* **EXERCISE**
Go through the material and copy each line in which the word "private" shows up.

Start of Block

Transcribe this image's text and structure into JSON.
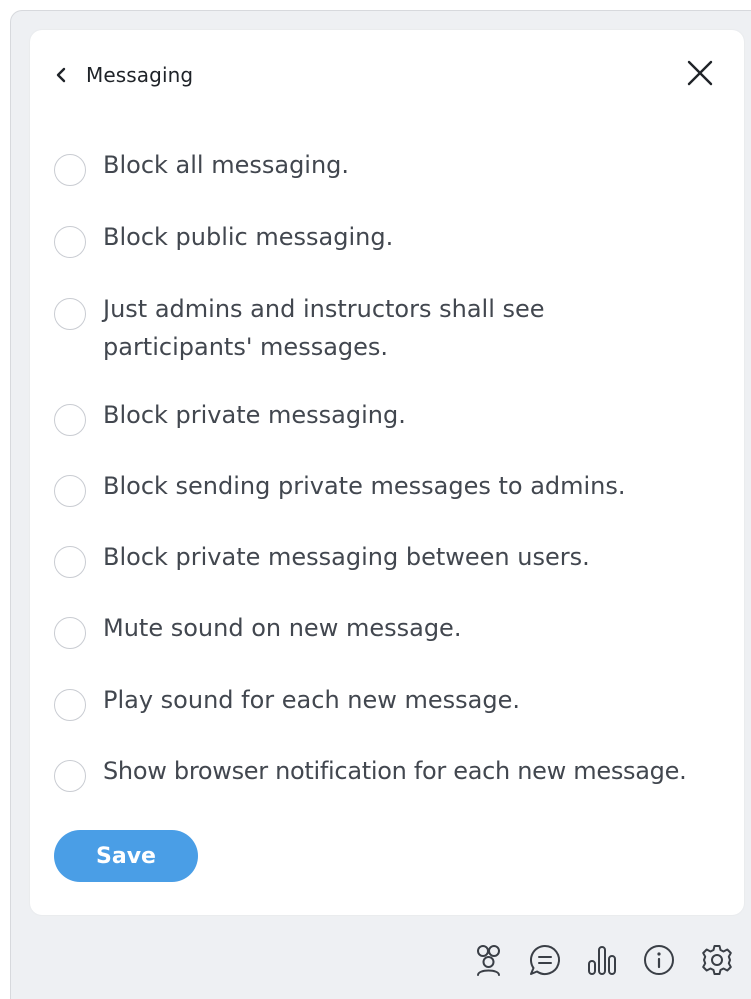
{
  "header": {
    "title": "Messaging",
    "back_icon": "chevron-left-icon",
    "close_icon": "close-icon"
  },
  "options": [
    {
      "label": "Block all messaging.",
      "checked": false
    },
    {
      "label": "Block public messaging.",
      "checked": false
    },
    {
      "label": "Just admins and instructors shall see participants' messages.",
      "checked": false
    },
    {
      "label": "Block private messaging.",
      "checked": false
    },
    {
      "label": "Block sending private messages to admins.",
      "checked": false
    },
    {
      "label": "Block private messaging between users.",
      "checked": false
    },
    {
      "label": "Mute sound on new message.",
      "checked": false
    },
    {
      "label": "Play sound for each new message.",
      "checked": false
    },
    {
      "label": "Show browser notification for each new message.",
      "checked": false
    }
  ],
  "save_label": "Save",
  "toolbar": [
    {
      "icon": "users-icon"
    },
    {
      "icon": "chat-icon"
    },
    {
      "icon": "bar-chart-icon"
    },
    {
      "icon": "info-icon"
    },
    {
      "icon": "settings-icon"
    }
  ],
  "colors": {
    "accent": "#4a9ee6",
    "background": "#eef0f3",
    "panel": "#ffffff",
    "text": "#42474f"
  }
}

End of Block
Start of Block

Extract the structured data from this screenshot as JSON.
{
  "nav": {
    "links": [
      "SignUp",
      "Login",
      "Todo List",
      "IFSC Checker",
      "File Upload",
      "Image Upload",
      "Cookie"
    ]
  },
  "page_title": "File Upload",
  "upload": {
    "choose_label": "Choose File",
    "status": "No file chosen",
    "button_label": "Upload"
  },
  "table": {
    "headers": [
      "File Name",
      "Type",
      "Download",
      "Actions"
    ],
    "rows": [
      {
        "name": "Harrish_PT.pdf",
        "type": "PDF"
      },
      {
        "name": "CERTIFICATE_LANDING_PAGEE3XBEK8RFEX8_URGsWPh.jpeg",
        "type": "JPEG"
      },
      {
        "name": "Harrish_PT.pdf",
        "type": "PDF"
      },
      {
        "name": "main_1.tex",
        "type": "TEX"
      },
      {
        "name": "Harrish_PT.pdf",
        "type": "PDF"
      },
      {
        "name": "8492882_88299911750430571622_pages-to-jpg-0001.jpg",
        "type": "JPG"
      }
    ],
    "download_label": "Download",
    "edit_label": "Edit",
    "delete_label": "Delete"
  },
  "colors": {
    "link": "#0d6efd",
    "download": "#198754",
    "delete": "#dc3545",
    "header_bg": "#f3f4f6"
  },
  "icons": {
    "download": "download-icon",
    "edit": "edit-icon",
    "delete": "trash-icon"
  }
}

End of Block

* **FINISHED EXERCISE**
      "label": "Block private messaging.",
      "label": "Block sending private messages to admins.",
      "label": "Block private messaging between users.",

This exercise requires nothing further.